The Rosary pea (Abrus precatorius) is a native plant of India from where it has been distributed to other tropical and subtropical areas of the world. The seeds of the rosary pea are utilized in the manufacture of beads for percussion instruments. The plant is also known for the highly cytotoxic nature of its poison abrin produced within its seeds which inhibits the synthesis of proteins within the cell. It is estimated that even the consumption of a single seed of this plant is sufficient to kill an adult human being. The symptoms of rosary pea poisoning include nausea, vomiting, liver failure, convulsion and finally death. Unlike the quick action of ricin on the body, abrin, though more toxic at lower doses than ricin, is absorbed at a much slower rate, with symptoms manifesting at a much later stage, allowing time for treatment.
3. Manchineel Tree
Almost all parts of the Manchineel tree is considered to be deadly. In the ancient world, the Carib Indians are known to have created poison arrows using the sap from these trees while they also tied their captive enemies to the trees where the victims would die a slow death.

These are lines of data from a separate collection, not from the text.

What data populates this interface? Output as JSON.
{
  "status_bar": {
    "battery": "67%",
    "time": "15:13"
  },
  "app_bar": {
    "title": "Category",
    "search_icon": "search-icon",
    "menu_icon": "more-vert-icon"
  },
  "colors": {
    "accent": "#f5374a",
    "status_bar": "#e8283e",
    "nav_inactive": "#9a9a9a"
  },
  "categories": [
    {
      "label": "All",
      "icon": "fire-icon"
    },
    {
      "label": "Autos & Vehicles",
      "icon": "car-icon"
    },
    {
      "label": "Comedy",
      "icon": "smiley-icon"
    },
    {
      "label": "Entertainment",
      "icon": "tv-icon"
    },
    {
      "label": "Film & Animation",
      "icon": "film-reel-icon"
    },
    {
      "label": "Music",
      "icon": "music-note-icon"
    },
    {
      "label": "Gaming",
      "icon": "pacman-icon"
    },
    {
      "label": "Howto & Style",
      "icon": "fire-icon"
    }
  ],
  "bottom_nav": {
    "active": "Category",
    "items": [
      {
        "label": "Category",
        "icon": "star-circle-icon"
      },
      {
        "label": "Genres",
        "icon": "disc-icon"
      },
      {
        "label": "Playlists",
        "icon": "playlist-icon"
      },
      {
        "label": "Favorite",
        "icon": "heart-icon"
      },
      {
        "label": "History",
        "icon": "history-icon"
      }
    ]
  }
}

The manchineel tree’s sap contains toxic phorbol which is responsible for causing painful blisters on the skin. It is also claimed that those who seek shade under the tree during the rain receives multiple blisters as the rainwater washing down the toxic sap touches their skin. The fumes generated from burning these trees causes significant irritation to the eyes, often damaging the epithelium of the cornea. Ingestion of the seeds of this tree can also be fatal.
2. Giant Hogweed

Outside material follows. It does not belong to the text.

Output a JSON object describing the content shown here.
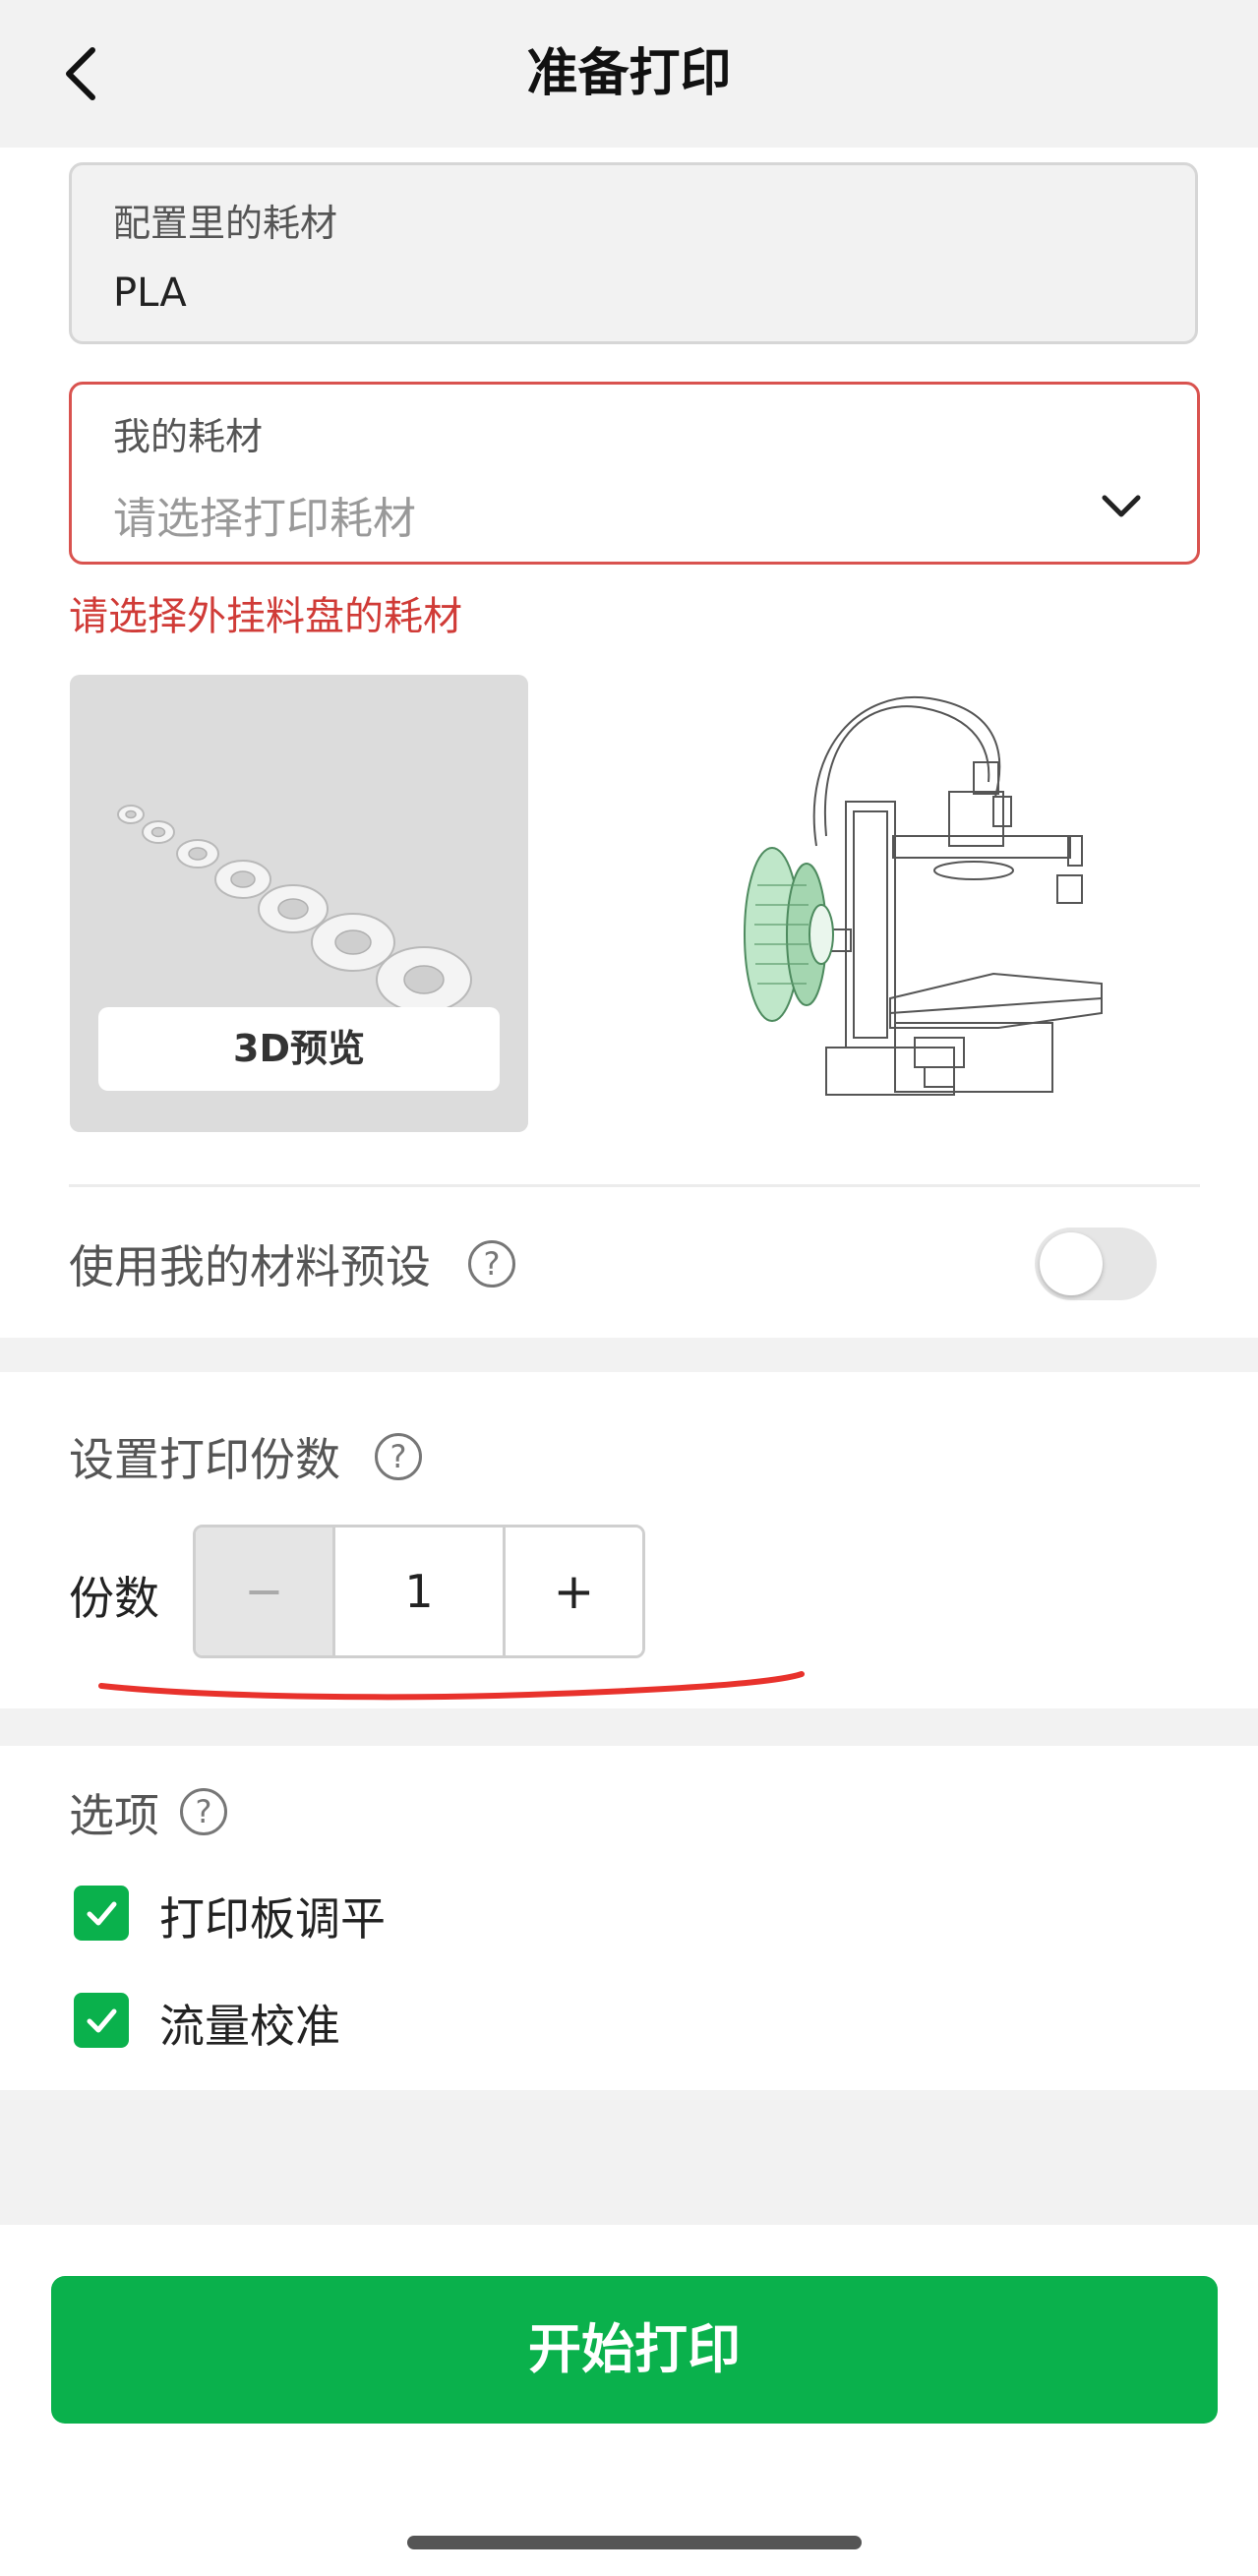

The Giant Hogweed, or the Heracleum mantegazzianum, is a plant that was native to Central Asia but now grows in certain parts of Europe and North America. The sap of the plant is highly dangerous and a few drops in the eye can result in complete blindness while on the skin, the sap causes phytophotodermatitis, an extensive blistering of the skin, often necessitating hospitalization of the victim. Furocoumarin is a chemical secreted by the plant that is held responsible for its toxicological properties. The chemical is found to interact with the genetic material, DNA of cells, inactivating the cell completely. People handling giant hogweed are advised to take significant precautions to avoid being poisoned.
Monkshood, or Aconitum, is a genus of over 250 species of plants, most of them possessing poisonous properties. Monkshood has a wide distribution in the mountainous areas of the northern hemisphere. The toxins obtained from some species of aconitum are so potent that Alaskan tribes have been known to hunt an entire whale with a single poison arrow of Aconitum poison. The Aconitum poisons have also been used in the past in biological warfare. The toxin once ingested in fatal doses can kill an adult human being in only a few hours. Nausea, stomach burning, diarrhea, numbness, and motor weakness are the initial symptoms while death occurs due to cardiac or respiratory failure. Several cases of homicide in the past have also been linked to poisons from this past. One of the most famous was the murder of Lakhvinder Cheema in Britan by his partner Lakhvir Kaur Singh, a woman who wanted to seek revenge from Cheema who had left her for another younger woman. She went all the way to India to procure poison from an Indian Aconitum species and added it to a curry eaten by Cheema which killed him instantaneously. Singh was tried for murder and convicted and her case became famous as the “Curry Killer” case in Britain.